For her part, Governor Fallin also commented on the report cards.
“The A-F grading system is designed to empower parents by providing them with an easily understood measurement of how a school is performing. This year’s grades demonstrate that Oklahoma has hundreds of “A” schools and many pockets of excellence. It also continues to show – as we have known for years – that there are many schools that are struggling. The superintendents and teachers of schools receiving a D or an F must remember: a bad grade is not a punishment; it is a call to action. Parents should also understand that we are absolutely committed to helping these schools succeed in the future.
“Knowing where we have difficulties is the first step in working towards improvement. The challenge now is to rally around those schools and the students in them to improve results. That will take an all-hands-on-deck effort, with parents, teachers, administrators, and local and state governments working together.
I love how politicians continue to act as if schools didn’t use data prior to 2011. We did. Extensively. I also love how they act as if these grades aren’t punitive. They are. They have little bearing on reality, but they color public perception.
Finally, nearly five hours after announcing that the report cards would be released at 4:00 this afternoon, the SDE had them ready for public viewing.
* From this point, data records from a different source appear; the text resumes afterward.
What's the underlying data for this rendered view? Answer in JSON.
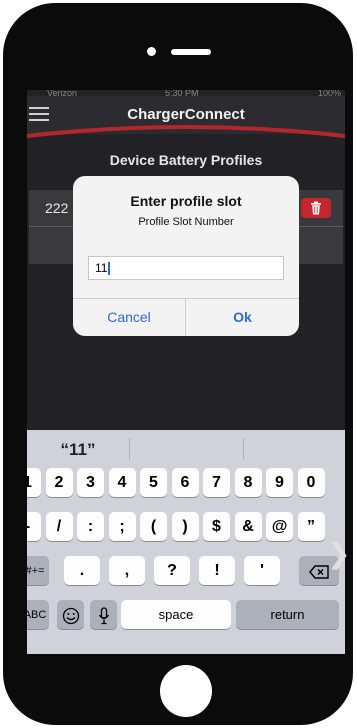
{
  "status_bar": {
    "carrier": "Verizon",
    "time": "5:30 PM",
    "battery": "100%"
  },
  "app": {
    "title": "ChargerConnect"
  },
  "section": {
    "title": "Device Battery Profiles"
  },
  "profiles": [
    {
      "name": "222"
    }
  ],
  "dialog": {
    "title": "Enter profile slot",
    "message": "Profile Slot Number",
    "input_value": "11",
    "cancel_label": "Cancel",
    "ok_label": "Ok"
  },
  "keyboard": {
    "suggestion": "“11”",
    "row1": [
      "1",
      "2",
      "3",
      "4",
      "5",
      "6",
      "7",
      "8",
      "9",
      "0"
    ],
    "row2": [
      "-",
      "/",
      ":",
      ";",
      "(",
      ")",
      "$",
      "&",
      "@",
      "”"
    ],
    "row3": [
      ".",
      ",",
      "?",
      "!",
      "'"
    ],
    "symbols_label": "#+=",
    "abc_label": "ABC",
    "space_label": "space",
    "return_label": "return"
  },
  "colors": {
    "accent": "#c1272d",
    "link": "#2a6ae0"
  }
}
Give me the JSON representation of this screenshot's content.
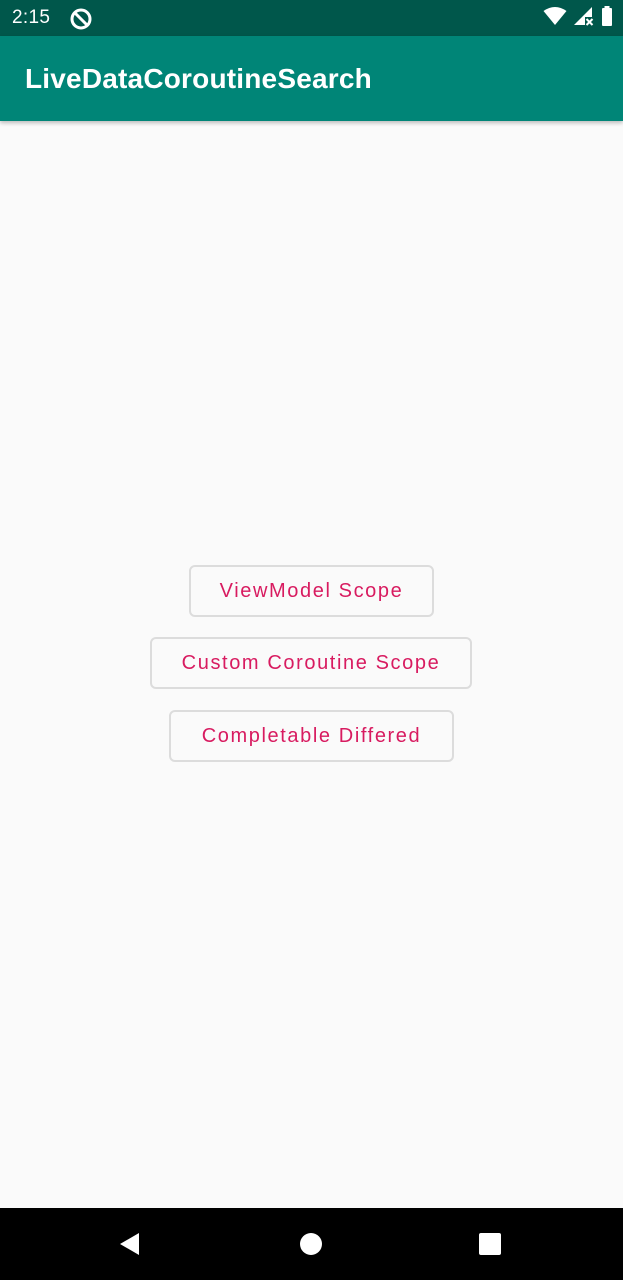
{
  "status_bar": {
    "time": "2:15",
    "icons": [
      "notification-icon",
      "wifi-icon",
      "signal-icon",
      "battery-icon"
    ],
    "color": "#00574b"
  },
  "app_bar": {
    "title": "LiveDataCoroutineSearch",
    "color": "#008577"
  },
  "buttons": {
    "viewmodel_scope": "ViewModel Scope",
    "custom_coroutine_scope": "Custom Coroutine Scope",
    "completable_differed": "Completable Differed",
    "text_color": "#d81b60"
  },
  "nav_bar": {
    "icons": [
      "back-icon",
      "home-icon",
      "recents-icon"
    ]
  }
}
Unfortunately, the media had them first. Oklahoma Watch posted the database earlier.
The myth of failing schools is critical for reformers. They target high-poverty, high-minority schools that struggle with not just education, but every societal ill imaginable. We’re not talking about your run of the mill Title I school. We’re talking about the poorest of the poor – the schools that are hardest to staff. These are the schools that feed the charter schools in Oklahoma. And the students there are often better for it. This is not, however, a model that lends itself to rural and suburban areas.
As I always do, I will look at the data in the coming days and show the correlations that actually exist. I will analyze the results of our state’s charter schools too.
In the meantime, I’m yawning, just as Rob said I should. It’s 1,000 words later, but I am in fact yawning.